**AVAILABLE DATA**
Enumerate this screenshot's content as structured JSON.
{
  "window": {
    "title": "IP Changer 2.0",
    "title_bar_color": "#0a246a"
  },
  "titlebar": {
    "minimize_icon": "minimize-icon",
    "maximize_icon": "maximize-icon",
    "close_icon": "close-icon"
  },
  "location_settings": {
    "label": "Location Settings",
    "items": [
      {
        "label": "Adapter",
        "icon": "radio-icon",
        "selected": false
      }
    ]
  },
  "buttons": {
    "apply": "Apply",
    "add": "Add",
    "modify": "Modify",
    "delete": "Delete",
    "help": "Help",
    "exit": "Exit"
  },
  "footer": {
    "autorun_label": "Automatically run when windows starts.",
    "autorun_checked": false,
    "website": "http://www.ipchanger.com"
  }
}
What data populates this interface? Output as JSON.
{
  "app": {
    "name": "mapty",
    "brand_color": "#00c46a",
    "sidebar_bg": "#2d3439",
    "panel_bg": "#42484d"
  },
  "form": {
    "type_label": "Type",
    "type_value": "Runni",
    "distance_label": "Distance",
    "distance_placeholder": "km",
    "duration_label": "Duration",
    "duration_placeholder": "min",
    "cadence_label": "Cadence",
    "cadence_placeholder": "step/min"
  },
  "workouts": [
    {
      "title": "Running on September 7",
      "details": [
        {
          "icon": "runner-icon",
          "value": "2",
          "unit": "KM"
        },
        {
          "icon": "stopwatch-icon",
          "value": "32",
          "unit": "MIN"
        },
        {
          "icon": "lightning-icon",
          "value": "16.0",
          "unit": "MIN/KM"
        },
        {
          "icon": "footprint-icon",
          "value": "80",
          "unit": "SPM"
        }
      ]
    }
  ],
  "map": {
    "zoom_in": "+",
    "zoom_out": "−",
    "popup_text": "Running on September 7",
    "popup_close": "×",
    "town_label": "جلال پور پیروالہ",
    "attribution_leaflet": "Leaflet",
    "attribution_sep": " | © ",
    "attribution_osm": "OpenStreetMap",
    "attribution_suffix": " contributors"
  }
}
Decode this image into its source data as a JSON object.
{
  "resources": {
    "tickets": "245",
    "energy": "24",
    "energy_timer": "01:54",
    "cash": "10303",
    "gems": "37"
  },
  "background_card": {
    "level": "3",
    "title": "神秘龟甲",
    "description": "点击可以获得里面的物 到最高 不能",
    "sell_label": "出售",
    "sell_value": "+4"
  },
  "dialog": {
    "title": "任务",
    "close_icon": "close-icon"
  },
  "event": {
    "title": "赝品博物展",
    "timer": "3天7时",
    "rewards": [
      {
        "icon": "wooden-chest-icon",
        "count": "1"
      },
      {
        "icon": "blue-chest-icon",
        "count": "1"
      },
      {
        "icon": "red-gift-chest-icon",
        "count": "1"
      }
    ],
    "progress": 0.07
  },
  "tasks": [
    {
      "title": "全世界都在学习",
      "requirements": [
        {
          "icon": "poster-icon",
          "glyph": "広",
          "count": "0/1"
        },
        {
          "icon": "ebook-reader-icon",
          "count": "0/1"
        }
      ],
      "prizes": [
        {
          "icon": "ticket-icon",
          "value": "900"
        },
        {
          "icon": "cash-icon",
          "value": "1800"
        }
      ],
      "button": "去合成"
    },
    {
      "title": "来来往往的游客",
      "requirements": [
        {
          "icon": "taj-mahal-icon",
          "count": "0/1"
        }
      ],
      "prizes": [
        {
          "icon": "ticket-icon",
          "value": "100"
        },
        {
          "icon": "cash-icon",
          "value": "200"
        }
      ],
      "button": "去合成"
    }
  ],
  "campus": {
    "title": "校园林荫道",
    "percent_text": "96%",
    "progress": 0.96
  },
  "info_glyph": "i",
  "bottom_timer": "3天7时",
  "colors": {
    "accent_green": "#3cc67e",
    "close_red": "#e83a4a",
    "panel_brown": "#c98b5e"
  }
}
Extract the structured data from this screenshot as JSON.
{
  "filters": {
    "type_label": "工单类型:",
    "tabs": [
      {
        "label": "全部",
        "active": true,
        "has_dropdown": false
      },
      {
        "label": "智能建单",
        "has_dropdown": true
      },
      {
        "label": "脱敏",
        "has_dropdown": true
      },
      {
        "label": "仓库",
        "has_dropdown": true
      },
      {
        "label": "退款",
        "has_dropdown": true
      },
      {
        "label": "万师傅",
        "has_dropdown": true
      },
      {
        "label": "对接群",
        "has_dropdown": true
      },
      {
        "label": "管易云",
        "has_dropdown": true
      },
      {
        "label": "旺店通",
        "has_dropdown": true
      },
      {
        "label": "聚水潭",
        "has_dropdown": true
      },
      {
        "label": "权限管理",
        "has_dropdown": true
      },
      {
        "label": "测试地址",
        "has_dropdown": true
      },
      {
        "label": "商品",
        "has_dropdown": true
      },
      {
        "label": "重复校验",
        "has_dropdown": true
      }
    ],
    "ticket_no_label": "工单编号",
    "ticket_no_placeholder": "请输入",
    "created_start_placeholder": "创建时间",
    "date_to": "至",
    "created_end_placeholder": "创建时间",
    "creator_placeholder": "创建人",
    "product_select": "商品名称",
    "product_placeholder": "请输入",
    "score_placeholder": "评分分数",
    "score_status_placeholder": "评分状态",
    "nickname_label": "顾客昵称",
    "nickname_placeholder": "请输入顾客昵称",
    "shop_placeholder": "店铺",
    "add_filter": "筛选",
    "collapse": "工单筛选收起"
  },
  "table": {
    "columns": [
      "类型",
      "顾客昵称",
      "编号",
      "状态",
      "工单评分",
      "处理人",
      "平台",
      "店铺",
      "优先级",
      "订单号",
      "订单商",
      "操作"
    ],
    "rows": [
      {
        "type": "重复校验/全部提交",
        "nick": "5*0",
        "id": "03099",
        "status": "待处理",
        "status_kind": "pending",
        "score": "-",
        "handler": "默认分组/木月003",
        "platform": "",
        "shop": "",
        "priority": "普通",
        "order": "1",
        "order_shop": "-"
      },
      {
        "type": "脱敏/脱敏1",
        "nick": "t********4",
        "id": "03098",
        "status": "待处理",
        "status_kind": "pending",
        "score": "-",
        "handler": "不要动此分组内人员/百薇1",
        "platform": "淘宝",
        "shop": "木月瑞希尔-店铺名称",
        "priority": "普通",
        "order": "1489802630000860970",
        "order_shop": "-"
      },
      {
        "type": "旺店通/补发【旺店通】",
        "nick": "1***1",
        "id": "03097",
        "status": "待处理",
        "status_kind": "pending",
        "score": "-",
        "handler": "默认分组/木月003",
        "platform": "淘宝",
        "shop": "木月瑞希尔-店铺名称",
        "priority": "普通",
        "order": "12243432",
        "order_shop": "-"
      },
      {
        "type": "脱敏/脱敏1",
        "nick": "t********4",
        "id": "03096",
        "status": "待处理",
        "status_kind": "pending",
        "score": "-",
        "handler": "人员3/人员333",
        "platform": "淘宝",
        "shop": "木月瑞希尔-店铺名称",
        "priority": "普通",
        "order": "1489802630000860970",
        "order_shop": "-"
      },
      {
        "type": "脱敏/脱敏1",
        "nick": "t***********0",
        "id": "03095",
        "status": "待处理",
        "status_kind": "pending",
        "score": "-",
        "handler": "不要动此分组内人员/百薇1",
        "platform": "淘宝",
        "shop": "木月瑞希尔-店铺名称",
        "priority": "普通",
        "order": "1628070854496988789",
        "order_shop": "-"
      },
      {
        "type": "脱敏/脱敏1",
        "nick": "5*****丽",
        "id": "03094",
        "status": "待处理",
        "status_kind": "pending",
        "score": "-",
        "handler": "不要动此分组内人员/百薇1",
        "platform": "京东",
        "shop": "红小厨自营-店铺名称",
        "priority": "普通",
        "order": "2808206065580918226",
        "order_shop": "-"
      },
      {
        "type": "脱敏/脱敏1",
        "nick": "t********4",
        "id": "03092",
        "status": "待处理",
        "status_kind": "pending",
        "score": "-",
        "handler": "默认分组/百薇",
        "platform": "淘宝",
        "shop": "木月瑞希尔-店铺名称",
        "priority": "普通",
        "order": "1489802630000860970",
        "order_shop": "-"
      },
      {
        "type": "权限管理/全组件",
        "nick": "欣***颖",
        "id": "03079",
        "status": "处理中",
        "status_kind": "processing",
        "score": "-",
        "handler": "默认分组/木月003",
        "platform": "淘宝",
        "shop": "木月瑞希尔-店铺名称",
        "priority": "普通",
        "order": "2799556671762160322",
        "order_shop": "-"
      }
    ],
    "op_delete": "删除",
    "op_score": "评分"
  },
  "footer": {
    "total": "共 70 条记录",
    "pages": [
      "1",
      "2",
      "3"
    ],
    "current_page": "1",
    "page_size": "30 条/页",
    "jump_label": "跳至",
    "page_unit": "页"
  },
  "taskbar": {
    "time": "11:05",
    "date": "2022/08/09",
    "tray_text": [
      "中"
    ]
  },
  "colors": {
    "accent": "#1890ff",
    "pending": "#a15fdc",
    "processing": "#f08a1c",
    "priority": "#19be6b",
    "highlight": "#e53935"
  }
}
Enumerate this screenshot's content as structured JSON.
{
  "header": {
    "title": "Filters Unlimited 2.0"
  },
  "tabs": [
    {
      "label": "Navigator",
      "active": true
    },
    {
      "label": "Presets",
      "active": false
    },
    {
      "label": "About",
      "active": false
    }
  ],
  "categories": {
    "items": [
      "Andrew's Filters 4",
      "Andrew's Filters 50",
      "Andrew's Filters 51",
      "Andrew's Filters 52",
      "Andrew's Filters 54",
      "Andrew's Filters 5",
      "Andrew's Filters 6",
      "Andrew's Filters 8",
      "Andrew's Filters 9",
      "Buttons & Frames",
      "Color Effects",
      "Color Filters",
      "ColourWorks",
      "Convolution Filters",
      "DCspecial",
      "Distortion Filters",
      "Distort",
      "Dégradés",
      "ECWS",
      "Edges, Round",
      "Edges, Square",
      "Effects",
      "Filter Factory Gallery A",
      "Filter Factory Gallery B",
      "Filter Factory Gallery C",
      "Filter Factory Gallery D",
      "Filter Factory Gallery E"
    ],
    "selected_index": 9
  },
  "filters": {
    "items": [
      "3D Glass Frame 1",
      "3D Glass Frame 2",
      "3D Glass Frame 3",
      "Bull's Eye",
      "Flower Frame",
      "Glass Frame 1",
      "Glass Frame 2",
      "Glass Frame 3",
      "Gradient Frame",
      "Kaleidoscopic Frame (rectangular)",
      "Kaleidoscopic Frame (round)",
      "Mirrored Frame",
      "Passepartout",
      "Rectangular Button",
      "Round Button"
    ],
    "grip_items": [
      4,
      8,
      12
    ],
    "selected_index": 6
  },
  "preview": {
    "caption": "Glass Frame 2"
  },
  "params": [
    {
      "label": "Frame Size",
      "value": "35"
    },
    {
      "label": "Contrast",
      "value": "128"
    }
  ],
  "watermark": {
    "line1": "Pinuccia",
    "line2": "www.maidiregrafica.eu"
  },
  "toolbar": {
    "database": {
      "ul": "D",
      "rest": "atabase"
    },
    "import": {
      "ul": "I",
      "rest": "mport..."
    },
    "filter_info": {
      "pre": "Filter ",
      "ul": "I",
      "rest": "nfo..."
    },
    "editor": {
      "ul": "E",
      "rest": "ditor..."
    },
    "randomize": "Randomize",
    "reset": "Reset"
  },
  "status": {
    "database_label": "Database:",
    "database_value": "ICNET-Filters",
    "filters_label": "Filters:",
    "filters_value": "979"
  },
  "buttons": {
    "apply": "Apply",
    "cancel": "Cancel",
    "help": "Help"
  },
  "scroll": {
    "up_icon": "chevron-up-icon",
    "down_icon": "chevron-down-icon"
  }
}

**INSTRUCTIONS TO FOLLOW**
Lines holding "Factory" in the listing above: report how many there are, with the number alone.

**REPLY TO THE TASK**
5